That's great how do you think like machine learning or AI will play into threat modeling?

Yeah there's a lot, there'll be dragons there I mean there's so I view it as my role you know for many years is when I'm providing intelligence to a decision maker it's my role to demystify it and to make sure that there's not mathematical precision being implied that's not really there or technology that's being implied that's not really there.

I mean I've used you know natural language processing you know packages in Python you know like just on my own that's that's fine so I you know I think it could I think for certain problems I think anytime you're engaging in an investment like that you have to take it seriously and you have to really research it and I'll be the first to admit that I'm just going to assume my own ignorance anytime I approach a solution and they tell me that machine learning or AI is being used I'm going to assume I don't know anything and dive all the way in to understand it and I'm going to be skeptical basically.

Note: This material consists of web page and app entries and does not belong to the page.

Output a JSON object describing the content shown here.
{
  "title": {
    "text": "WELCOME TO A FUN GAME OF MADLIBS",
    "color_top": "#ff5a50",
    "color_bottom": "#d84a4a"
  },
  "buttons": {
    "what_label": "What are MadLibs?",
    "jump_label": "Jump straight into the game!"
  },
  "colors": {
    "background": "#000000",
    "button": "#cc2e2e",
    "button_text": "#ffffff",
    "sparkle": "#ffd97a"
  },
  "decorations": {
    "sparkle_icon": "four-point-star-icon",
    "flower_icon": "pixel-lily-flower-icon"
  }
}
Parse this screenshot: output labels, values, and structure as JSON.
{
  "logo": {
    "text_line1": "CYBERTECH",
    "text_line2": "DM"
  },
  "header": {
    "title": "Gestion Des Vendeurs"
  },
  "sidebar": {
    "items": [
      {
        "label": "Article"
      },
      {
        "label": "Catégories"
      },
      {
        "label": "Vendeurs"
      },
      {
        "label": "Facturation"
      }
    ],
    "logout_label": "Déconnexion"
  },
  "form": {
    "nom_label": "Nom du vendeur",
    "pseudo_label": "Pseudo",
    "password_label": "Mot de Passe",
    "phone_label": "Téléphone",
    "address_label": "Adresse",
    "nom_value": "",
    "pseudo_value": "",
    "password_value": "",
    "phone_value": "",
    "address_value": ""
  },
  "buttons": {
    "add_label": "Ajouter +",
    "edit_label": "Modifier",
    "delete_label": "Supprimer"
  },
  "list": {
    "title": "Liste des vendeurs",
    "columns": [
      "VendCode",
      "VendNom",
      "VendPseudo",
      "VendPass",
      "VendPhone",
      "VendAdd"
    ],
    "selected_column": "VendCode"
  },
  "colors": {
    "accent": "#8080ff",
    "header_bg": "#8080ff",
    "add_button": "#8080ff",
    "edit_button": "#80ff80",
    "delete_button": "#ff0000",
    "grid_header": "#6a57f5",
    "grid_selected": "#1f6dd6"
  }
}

There are just some intractable problems that I'm not convinced that AI can serve can solve certain problems and certain issues in certain contexts but we can't over promise with it basically.

Definitely, definitely so I think we're going to switch gears so thank you that was super insightful and really enjoyed chatting with you.

I think we're going to switch gears and answer a couple questions.

First question is how has the security environment changed with Evotech and your customers since COVID-19?

So we did get that initial wave of everyone's got to work remotely now so and we're still kind of we're still kind of going through those sorts of you know network security VPN and for Evotech we can kind of approach that from a number of angles you know and so it's various teams not just the security team helping with those issues and then there's the non -security related issues of just the capacity needed for everyone to be working remotely.

So I gotta tell you it's I feel like over the close to three years I've been here since the beginning of the security program and that's kind of an eon and Evotech years you know five-year-old old company we've never been busier.

I mean we are busy right now whether it is increasing capacity or increasing security and maybe a little bit more emphasis on network and VPN but my portfolio right now is pretty broad in terms of the types of security issues that that we're tackling.

Gotcha. Are you seeing customers you know so with Cloudflare right we're certainly seeing just like the overall a number of attacks go up you know for a variety of reasons.

Is that similar with Evotech or customers you know reaching out about you know I need to improve my security posture because I see you know more attack traffic on my network?

Yeah and it's really hard to say because we always prioritize phishing because it's kind of like this I don't want to call it low level but so with those maybe COVID style attacks there's a whole new avenue for phishing.

It's always a priority for us. It's for a lot of our clients it's one of the things that you know email security is one of the things that we hammer home.

In terms of just trying to take advantage of new network configurations and maybe openings so you know I'm starting to read and hear about attackers looking for weaknesses and multi-factor authentication architectures.

You know I know of one client who just happened to start getting hammered with scans all over everything from all over the world.

Awesome. Thank you so much Heath.

Hope everyone watching enjoyed our session and thanks a lot. It was a pleasure.

Thank you Rachel. Thanks everyone. Thanks.